= Beginning of Section =
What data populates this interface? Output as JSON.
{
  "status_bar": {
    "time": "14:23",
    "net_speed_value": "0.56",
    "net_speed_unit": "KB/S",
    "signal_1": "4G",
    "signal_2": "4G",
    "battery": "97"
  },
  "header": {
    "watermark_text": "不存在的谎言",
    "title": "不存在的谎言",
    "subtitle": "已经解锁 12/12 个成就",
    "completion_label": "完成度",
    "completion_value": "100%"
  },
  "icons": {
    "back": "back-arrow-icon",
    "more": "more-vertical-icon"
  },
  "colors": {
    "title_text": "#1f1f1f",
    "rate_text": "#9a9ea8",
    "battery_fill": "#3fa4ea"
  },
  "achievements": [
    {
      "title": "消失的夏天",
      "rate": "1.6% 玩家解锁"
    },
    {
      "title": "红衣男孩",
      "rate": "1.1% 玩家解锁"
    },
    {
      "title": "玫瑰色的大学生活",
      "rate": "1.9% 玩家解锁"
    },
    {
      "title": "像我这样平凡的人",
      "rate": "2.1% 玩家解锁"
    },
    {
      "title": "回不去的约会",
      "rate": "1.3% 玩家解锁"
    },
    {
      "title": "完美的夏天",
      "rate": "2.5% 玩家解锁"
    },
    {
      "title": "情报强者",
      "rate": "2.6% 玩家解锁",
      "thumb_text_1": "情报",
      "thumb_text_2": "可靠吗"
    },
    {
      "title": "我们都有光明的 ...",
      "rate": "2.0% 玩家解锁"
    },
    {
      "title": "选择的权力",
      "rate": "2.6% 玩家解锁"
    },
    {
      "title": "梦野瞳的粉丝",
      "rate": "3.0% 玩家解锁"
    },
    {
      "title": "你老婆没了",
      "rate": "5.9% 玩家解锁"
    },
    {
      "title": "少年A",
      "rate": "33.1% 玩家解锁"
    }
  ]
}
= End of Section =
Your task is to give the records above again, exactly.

What data populates this interface? Output as JSON.
{
  "status_bar": {
    "time": "14:23",
    "net_speed_value": "0.56",
    "net_speed_unit": "KB/S",
    "signal_1": "4G",
    "signal_2": "4G",
    "battery": "97"
  },
  "header": {
    "watermark_text": "不存在的谎言",
    "title": "不存在的谎言",
    "subtitle": "已经解锁 12/12 个成就",
    "completion_label": "完成度",
    "completion_value": "100%"
  },
  "icons": {
    "back": "back-arrow-icon",
    "more": "more-vertical-icon"
  },
  "colors": {
    "title_text": "#1f1f1f",
    "rate_text": "#9a9ea8",
    "battery_fill": "#3fa4ea"
  },
  "achievements": [
    {
      "title": "消失的夏天",
      "rate": "1.6% 玩家解锁"
    },
    {
      "title": "红衣男孩",
      "rate": "1.1% 玩家解锁"
    },
    {
      "title": "玫瑰色的大学生活",
      "rate": "1.9% 玩家解锁"
    },
    {
      "title": "像我这样平凡的人",
      "rate": "2.1% 玩家解锁"
    },
    {
      "title": "回不去的约会",
      "rate": "1.3% 玩家解锁"
    },
    {
      "title": "完美的夏天",
      "rate": "2.5% 玩家解锁"
    },
    {
      "title": "情报强者",
      "rate": "2.6% 玩家解锁",
      "thumb_text_1": "情报",
      "thumb_text_2": "可靠吗"
    },
    {
      "title": "我们都有光明的 ...",
      "rate": "2.0% 玩家解锁"
    },
    {
      "title": "选择的权力",
      "rate": "2.6% 玩家解锁"
    },
    {
      "title": "梦野瞳的粉丝",
      "rate": "3.0% 玩家解锁"
    },
    {
      "title": "你老婆没了",
      "rate": "5.9% 玩家解锁"
    },
    {
      "title": "少年A",
      "rate": "33.1% 玩家解锁"
    }
  ]
}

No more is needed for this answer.